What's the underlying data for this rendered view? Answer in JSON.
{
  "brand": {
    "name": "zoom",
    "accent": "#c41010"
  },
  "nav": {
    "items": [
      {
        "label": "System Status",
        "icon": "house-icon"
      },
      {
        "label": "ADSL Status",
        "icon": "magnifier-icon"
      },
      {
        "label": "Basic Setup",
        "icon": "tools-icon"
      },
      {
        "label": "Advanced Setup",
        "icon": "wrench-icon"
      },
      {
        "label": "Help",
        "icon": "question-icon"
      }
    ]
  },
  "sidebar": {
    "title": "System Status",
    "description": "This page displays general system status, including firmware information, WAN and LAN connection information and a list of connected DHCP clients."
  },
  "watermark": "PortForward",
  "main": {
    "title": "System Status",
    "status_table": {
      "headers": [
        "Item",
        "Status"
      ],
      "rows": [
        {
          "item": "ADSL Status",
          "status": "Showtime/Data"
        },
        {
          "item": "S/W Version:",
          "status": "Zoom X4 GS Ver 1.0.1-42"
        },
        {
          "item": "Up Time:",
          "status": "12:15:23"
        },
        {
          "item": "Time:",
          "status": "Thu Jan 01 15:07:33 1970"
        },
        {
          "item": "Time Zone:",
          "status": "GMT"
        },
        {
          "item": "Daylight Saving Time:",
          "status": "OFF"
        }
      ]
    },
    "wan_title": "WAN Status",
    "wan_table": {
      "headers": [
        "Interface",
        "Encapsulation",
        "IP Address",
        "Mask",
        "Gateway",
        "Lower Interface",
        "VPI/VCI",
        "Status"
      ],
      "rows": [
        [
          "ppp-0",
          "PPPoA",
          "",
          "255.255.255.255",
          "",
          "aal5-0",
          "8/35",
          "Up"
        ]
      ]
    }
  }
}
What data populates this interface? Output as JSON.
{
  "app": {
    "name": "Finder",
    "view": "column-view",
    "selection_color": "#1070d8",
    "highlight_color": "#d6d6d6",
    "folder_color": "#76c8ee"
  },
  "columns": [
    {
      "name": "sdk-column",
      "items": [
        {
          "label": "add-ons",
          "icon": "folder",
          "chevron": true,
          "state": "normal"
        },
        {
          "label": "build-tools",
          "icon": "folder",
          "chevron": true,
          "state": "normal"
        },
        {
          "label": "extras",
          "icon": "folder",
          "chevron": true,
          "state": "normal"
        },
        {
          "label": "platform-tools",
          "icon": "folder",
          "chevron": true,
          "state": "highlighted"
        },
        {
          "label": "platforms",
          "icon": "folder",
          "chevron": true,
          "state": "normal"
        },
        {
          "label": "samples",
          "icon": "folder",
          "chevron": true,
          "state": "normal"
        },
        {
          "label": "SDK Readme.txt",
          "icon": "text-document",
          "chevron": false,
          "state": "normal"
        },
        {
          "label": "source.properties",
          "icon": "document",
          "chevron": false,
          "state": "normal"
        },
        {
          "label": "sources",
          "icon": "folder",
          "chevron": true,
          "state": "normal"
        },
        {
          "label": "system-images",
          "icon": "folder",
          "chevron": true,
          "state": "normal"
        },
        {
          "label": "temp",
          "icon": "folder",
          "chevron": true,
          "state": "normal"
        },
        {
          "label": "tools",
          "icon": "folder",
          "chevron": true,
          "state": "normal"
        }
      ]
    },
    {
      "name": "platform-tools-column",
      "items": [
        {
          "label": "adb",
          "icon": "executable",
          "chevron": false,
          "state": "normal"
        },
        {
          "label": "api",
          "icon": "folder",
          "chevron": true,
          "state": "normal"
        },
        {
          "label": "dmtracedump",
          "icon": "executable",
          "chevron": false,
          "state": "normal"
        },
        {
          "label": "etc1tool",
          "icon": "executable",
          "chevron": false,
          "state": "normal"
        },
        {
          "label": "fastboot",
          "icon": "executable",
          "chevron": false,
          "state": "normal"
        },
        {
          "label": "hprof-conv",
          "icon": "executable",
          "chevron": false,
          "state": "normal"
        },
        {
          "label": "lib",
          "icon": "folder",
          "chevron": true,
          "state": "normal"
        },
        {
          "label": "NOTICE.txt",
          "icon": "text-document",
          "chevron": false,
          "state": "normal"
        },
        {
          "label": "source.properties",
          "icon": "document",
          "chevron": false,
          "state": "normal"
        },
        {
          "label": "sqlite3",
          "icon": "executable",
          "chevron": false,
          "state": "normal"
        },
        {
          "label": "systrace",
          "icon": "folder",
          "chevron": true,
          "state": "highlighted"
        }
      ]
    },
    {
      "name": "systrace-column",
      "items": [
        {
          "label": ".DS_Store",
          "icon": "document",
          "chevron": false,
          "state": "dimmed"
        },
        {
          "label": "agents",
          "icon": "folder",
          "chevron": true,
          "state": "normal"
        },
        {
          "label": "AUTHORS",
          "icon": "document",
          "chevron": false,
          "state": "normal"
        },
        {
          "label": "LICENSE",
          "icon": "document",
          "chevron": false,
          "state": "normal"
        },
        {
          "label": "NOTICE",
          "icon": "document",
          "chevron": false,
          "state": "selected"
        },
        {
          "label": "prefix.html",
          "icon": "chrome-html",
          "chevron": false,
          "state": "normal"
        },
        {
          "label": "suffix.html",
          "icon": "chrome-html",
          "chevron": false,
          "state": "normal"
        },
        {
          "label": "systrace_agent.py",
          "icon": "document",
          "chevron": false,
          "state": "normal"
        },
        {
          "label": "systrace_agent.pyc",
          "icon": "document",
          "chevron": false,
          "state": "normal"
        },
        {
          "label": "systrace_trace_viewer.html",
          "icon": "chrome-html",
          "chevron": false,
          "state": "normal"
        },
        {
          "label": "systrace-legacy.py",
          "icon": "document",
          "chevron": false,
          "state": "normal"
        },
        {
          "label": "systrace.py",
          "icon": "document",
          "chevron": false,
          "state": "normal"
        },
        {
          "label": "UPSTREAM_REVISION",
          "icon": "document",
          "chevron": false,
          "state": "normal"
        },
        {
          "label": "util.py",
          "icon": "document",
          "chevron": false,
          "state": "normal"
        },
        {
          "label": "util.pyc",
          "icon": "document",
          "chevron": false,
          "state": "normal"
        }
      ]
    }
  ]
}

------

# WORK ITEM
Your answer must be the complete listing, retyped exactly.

# ANSWER
What's the underlying data for this rendered view? Answer in JSON.
{
  "brand": {
    "name": "zoom",
    "accent": "#c41010"
  },
  "nav": {
    "items": [
      {
        "label": "System Status",
        "icon": "house-icon"
      },
      {
        "label": "ADSL Status",
        "icon": "magnifier-icon"
      },
      {
        "label": "Basic Setup",
        "icon": "tools-icon"
      },
      {
        "label": "Advanced Setup",
        "icon": "wrench-icon"
      },
      {
        "label": "Help",
        "icon": "question-icon"
      }
    ]
  },
  "sidebar": {
    "title": "System Status",
    "description": "This page displays general system status, including firmware information, WAN and LAN connection information and a list of connected DHCP clients."
  },
  "watermark": "PortForward",
  "main": {
    "title": "System Status",
    "status_table": {
      "headers": [
        "Item",
        "Status"
      ],
      "rows": [
        {
          "item": "ADSL Status",
          "status": "Showtime/Data"
        },
        {
          "item": "S/W Version:",
          "status": "Zoom X4 GS Ver 1.0.1-42"
        },
        {
          "item": "Up Time:",
          "status": "12:15:23"
        },
        {
          "item": "Time:",
          "status": "Thu Jan 01 15:07:33 1970"
        },
        {
          "item": "Time Zone:",
          "status": "GMT"
        },
        {
          "item": "Daylight Saving Time:",
          "status": "OFF"
        }
      ]
    },
    "wan_title": "WAN Status",
    "wan_table": {
      "headers": [
        "Interface",
        "Encapsulation",
        "IP Address",
        "Mask",
        "Gateway",
        "Lower Interface",
        "VPI/VCI",
        "Status"
      ],
      "rows": [
        [
          "ppp-0",
          "PPPoA",
          "",
          "255.255.255.255",
          "",
          "aal5-0",
          "8/35",
          "Up"
        ]
      ]
    }
  }
}
What data populates this interface? Output as JSON.
{
  "app": {
    "name": "Finder",
    "view": "column-view",
    "selection_color": "#1070d8",
    "highlight_color": "#d6d6d6",
    "folder_color": "#76c8ee"
  },
  "columns": [
    {
      "name": "sdk-column",
      "items": [
        {
          "label": "add-ons",
          "icon": "folder",
          "chevron": true,
          "state": "normal"
        },
        {
          "label": "build-tools",
          "icon": "folder",
          "chevron": true,
          "state": "normal"
        },
        {
          "label": "extras",
          "icon": "folder",
          "chevron": true,
          "state": "normal"
        },
        {
          "label": "platform-tools",
          "icon": "folder",
          "chevron": true,
          "state": "highlighted"
        },
        {
          "label": "platforms",
          "icon": "folder",
          "chevron": true,
          "state": "normal"
        },
        {
          "label": "samples",
          "icon": "folder",
          "chevron": true,
          "state": "normal"
        },
        {
          "label": "SDK Readme.txt",
          "icon": "text-document",
          "chevron": false,
          "state": "normal"
        },
        {
          "label": "source.properties",
          "icon": "document",
          "chevron": false,
          "state": "normal"
        },
        {
          "label": "sources",
          "icon": "folder",
          "chevron": true,
          "state": "normal"
        },
        {
          "label": "system-images",
          "icon": "folder",
          "chevron": true,
          "state": "normal"
        },
        {
          "label": "temp",
          "icon": "folder",
          "chevron": true,
          "state": "normal"
        },
        {
          "label": "tools",
          "icon": "folder",
          "chevron": true,
          "state": "normal"
        }
      ]
    },
    {
      "name": "platform-tools-column",
      "items": [
        {
          "label": "adb",
          "icon": "executable",
          "chevron": false,
          "state": "normal"
        },
        {
          "label": "api",
          "icon": "folder",
          "chevron": true,
          "state": "normal"
        },
        {
          "label": "dmtracedump",
          "icon": "executable",
          "chevron": false,
          "state": "normal"
        },
        {
          "label": "etc1tool",
          "icon": "executable",
          "chevron": false,
          "state": "normal"
        },
        {
          "label": "fastboot",
          "icon": "executable",
          "chevron": false,
          "state": "normal"
        },
        {
          "label": "hprof-conv",
          "icon": "executable",
          "chevron": false,
          "state": "normal"
        },
        {
          "label": "lib",
          "icon": "folder",
          "chevron": true,
          "state": "normal"
        },
        {
          "label": "NOTICE.txt",
          "icon": "text-document",
          "chevron": false,
          "state": "normal"
        },
        {
          "label": "source.properties",
          "icon": "document",
          "chevron": false,
          "state": "normal"
        },
        {
          "label": "sqlite3",
          "icon": "executable",
          "chevron": false,
          "state": "normal"
        },
        {
          "label": "systrace",
          "icon": "folder",
          "chevron": true,
          "state": "highlighted"
        }
      ]
    },
    {
      "name": "systrace-column",
      "items": [
        {
          "label": ".DS_Store",
          "icon": "document",
          "chevron": false,
          "state": "dimmed"
        },
        {
          "label": "agents",
          "icon": "folder",
          "chevron": true,
          "state": "normal"
        },
        {
          "label": "AUTHORS",
          "icon": "document",
          "chevron": false,
          "state": "normal"
        },
        {
          "label": "LICENSE",
          "icon": "document",
          "chevron": false,
          "state": "normal"
        },
        {
          "label": "NOTICE",
          "icon": "document",
          "chevron": false,
          "state": "selected"
        },
        {
          "label": "prefix.html",
          "icon": "chrome-html",
          "chevron": false,
          "state": "normal"
        },
        {
          "label": "suffix.html",
          "icon": "chrome-html",
          "chevron": false,
          "state": "normal"
        },
        {
          "label": "systrace_agent.py",
          "icon": "document",
          "chevron": false,
          "state": "normal"
        },
        {
          "label": "systrace_agent.pyc",
          "icon": "document",
          "chevron": false,
          "state": "normal"
        },
        {
          "label": "systrace_trace_viewer.html",
          "icon": "chrome-html",
          "chevron": false,
          "state": "normal"
        },
        {
          "label": "systrace-legacy.py",
          "icon": "document",
          "chevron": false,
          "state": "normal"
        },
        {
          "label": "systrace.py",
          "icon": "document",
          "chevron": false,
          "state": "normal"
        },
        {
          "label": "UPSTREAM_REVISION",
          "icon": "document",
          "chevron": false,
          "state": "normal"
        },
        {
          "label": "util.py",
          "icon": "document",
          "chevron": false,
          "state": "normal"
        },
        {
          "label": "util.pyc",
          "icon": "document",
          "chevron": false,
          "state": "normal"
        }
      ]
    }
  ]
}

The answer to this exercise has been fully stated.